The next Nissan Leaf electric car will be designed to be more European. It will also priced be lower, according to Colin Lawther, vice president of Nissan engineering in Europe. In 2011, the Leaf was named the European Car of the Year however, many critics regard it as appearing bland and awkward. He said that the driving range of the Leaf will be given a boost from 160km.
To make the vehicle more stable when accelerating, its power has been retuned. Sales of the Leaf last March were launched in certain markets where EV incentives were offered last year.
Nissan said that by next February, the automaker will begin the rollout of the hatchback in its plant in Sunderland, England, instead of importing it from Japan. By transferring the production of the Nissan Leaf electric car in the UK for European markets from the Oppama plant in Japan, costs will be cut by a third.
The Leaf has a starting price of 25,990 pounds (31,148 euros, $41,597) in the UK. The government offers a 5,000-pound government plug-in car grant. The similar-sized Qashqai has a starting price of 16,495 pounds.
Lawther told Automotive News Europe that one of its major problems is that the “initial purchase price is very high." Pricing for the next generation Leaf hasn’t been revealed yet. The Leaf is produced at the same Sunderland, north east England. This is the same production line as the Qashqai compact crossover.
Lawther said that batteries will be coming out very soon at the same factory. He continued that when it comes to percentage, European content will be in the “high 90s.” For now, the electric motor will still be imported from Japan.
But then again, there are currently plans being developed for it to be produced in the UK as well. Lawther asserts that the production cost savings will stem partly from a combination of lower logistics, decreased import taxes and less exposure to the strong Japanese currency. He pointed out another advantage -- ordering will be shorter by 6-8 weeks.
The Nissan LEAF set to be released at the European market will be manufactured at its facility in Sunderland.
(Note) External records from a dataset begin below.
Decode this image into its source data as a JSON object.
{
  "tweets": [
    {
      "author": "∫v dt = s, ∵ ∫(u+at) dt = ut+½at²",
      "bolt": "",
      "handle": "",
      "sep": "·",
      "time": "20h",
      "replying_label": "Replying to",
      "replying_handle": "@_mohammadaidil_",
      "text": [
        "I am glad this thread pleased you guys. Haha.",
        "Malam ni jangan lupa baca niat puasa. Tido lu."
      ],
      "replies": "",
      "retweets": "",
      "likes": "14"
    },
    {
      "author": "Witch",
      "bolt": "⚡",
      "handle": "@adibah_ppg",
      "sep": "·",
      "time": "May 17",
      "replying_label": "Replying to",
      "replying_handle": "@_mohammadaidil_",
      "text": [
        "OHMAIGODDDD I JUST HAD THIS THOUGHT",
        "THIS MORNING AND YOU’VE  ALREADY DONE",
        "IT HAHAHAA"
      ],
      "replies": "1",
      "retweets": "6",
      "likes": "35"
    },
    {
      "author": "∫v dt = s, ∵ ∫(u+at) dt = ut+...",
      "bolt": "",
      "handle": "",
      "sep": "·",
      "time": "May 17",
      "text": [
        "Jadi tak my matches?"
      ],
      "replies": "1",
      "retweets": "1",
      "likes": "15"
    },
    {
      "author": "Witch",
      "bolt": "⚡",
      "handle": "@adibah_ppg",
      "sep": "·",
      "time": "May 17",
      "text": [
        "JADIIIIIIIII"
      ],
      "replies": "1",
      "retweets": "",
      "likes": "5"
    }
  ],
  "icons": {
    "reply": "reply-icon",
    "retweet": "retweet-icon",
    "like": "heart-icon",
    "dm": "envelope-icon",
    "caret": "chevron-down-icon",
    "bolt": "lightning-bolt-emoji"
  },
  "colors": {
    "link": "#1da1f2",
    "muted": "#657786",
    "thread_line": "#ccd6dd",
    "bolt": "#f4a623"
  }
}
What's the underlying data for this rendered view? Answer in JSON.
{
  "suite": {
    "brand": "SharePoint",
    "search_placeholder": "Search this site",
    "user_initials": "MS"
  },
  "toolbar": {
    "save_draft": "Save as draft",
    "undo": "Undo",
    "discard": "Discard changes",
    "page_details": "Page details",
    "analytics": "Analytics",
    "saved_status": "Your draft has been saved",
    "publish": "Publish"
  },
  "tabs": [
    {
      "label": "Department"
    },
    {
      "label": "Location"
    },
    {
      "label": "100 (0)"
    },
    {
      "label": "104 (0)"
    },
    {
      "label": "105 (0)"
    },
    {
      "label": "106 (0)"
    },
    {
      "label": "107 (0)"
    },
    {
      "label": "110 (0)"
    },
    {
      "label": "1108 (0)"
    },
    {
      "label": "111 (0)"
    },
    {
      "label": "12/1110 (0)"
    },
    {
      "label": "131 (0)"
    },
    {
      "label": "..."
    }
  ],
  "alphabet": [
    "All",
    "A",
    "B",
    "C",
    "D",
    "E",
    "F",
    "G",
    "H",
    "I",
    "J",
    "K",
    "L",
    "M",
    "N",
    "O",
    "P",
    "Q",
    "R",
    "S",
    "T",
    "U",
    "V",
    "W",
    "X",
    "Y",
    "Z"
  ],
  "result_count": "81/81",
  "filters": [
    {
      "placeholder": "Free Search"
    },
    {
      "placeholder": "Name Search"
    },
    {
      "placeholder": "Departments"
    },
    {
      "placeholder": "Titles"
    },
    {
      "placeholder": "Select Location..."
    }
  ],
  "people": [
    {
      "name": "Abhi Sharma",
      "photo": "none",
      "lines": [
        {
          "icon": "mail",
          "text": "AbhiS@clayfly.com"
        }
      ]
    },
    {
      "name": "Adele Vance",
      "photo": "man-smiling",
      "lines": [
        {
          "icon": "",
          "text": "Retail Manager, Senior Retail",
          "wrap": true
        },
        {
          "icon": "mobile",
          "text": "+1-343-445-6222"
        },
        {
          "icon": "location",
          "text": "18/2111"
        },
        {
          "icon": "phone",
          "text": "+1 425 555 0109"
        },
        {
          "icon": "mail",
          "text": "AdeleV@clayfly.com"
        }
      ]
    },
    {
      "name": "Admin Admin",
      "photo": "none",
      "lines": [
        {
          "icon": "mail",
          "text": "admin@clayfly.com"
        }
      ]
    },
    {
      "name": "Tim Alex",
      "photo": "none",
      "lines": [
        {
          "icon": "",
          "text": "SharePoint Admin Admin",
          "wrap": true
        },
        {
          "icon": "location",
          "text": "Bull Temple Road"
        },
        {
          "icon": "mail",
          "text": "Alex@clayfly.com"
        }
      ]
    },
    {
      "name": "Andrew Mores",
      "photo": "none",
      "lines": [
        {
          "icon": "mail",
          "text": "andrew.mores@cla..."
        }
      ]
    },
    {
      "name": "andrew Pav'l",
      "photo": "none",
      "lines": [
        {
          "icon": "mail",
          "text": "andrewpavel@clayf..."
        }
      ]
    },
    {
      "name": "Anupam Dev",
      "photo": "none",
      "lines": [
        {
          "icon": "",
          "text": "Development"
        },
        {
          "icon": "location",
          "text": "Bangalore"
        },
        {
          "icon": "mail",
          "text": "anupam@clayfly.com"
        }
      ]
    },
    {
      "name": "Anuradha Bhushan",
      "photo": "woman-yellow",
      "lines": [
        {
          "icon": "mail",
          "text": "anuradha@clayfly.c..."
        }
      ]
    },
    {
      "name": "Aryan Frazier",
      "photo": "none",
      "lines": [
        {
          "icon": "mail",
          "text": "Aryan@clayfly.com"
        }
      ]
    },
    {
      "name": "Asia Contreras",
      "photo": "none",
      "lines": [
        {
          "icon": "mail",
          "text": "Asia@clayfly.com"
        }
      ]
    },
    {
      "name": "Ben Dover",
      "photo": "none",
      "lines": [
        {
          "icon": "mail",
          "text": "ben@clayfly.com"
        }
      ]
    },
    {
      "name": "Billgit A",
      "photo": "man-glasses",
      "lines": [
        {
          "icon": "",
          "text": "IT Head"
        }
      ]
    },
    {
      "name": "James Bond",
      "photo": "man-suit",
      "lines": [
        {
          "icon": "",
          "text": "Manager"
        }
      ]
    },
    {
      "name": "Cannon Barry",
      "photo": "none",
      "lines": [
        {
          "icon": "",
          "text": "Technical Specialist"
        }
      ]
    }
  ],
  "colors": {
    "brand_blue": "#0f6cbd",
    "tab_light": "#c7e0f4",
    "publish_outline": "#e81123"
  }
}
For this version, the chassis package has been specifically tuned through the efforts of the engineers working at the Nissan Technical Centre Europe located in Cranfield, UK. These modifications were done to make sure that the LEAF would be able meet the most demanding of roads in Europe, considering that average speeds there are much higher.
Thus the LEAF made for this market allows for a more engaging drive in addition to offering more comfort despite the rather poor surfaces of the road. Modified as well are the brakes which are not only more progressive but come with a regenerative braking system, allowing better use of the braking energy. The efficiency of the regenerative braking system has been improved by 6% and is now at 94%.
Further, the minimum speed needed in order to recover the energy is now lowered from 7 km/h to 3 km/h. For the European market, Nissan made sure to optimize not just the brake performance but the steering weight and even the damper settings. The dampers in particular have been modified to make sure that it lowers the float and results in a more dynamic drive without making any impact on the ride comfort.
For the power steering system, this was recalibrated as well to give a greater feel and even weight when being driven. Everything, of course, made use of the advantages offered by the bespoke EV packaging of the LEAF, particularly wth the way the battery pack has been placed in the chassis ensuring a low center of gravity. These are not the only changes done for the LEAF as the Eco driving mode now includes a “B” setting for its transmission.
Through this B-mode, regenerative braking increases while decelerating is increased. There is also a separate button for the “Eco” that is placed on the steering wheel. What this does is to change the throttle mapping to avoid any harsh acceleration and thereby extend the vehicle’s driving range. On the original version of the LEAF, these two systems worked in tandem to increase the regeneration but only activated through the “Eco” mode.
For the Europe version, they can be controlled independently of each other. Thus drivers will be able to take advantage of the energy that is harvested while the LEAF is braking but not at the expense of being able to access any of the instant acceleration.